Zapping Cost of Cancer Treatment Using Laser-Driven Ion Accelerators and GPU Computing

by Samantha Zee

Radiation therapies with ion beams can precisely target cancerous tumors, while leaving surrounding healthy tissue unharmed.

Such targeted therapy leads to less invasive surgery, shorter hospital stays and speedier recovery times.

The drawback is that conventional ion accelerators tend to be huge in both size and cost. This puts them beyond the budget for most medical facilities.

Researchers are using powerful GPU clusters to develop new code and simulations, with the ultimate goal of creating high-powered, laser-driven ion accelerators that are compact and less expensive.

Michael Bussmann, who leads a research group in computational radiation physics at Helmholtz-Zentrum Dresden-Rossendorf in Dresden, Germany, is driving these efforts with GPU computing. He described the work done by the group at the GPU Technology Conference last month.

Creating live simulations and adding physical phenomena to code was once considered impossible. Now, with the parallel processing power of GPUs, it’s achievable.

When assessing electrons, each individual particle can be followed and its contribution to the overall radiation emitted from laser-driven plasma can be calculated, Bussman said.

To bring laser acceleration of ions to applications requires realistic simulations.
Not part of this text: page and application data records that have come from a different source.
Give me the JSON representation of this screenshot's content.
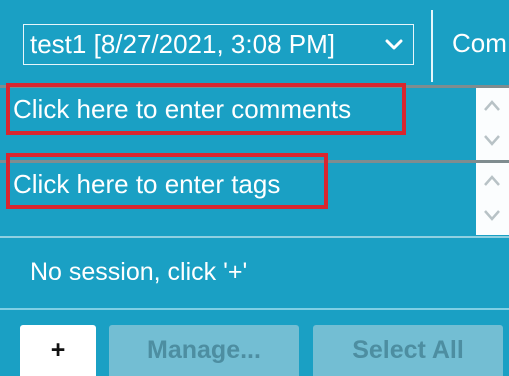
{
  "header": {
    "session_selected": "test1 [8/27/2021, 3:08 PM]",
    "tab_label": "Com"
  },
  "comments_field": {
    "placeholder": "Click here to enter comments"
  },
  "tags_field": {
    "placeholder": "Click here to enter tags"
  },
  "status": {
    "text": "No session, click '+'"
  },
  "buttons": {
    "add_label": "+",
    "manage_label": "Manage...",
    "select_all_label": "Select All"
  },
  "colors": {
    "panel_bg": "#1aa0c4",
    "highlight": "#d8262f",
    "disabled_button": "#73bed3"
  },
  "icons": {
    "dropdown": "chevron-down-icon",
    "scroll_up": "chevron-up-icon",
    "scroll_down": "chevron-down-icon"
  }
}
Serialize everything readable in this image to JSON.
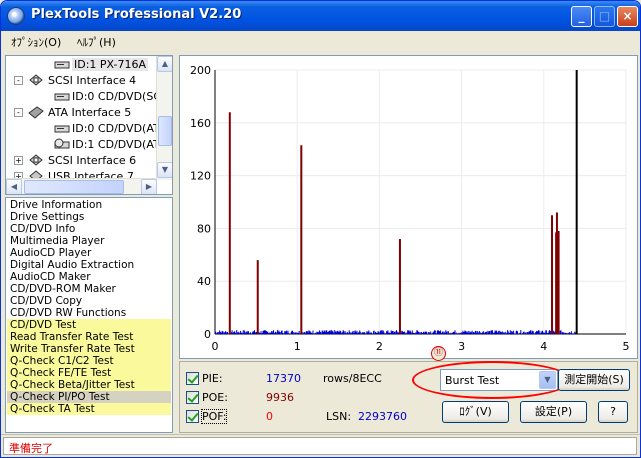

PIConGPU code, a school project that turned into a research lab-run project, is one way to get it done.

Operating on a cluster of GPUs, the particle-in-cell on a GPU, or PIConGPU, has become one of the most widely used algorithms in computational plasma physics because it opens up a new understanding of laser-matter interactions.

Using GPUs also offers more computational power, faster processing times and cuts the time needed for coding. A simulation that once took a week can now be completed in a matter of hours.

New high-power lasers are being built with PIConGPU, including the petawatt-laser Penelope, currently under construction at Helmholtz-Zentrum Dresden-Rossendorf.

“We’ll have codes to better estimate how the laser will work, because with treatments, it’s never just one shot,” Bussmann said. “We want to find more ways to treat cancer. There are many therapies, and lasers mean you can provide treatment from all different points.”

Eventually, researchers hope to use Penelope to estimate the exact dose of treatment given to a patient.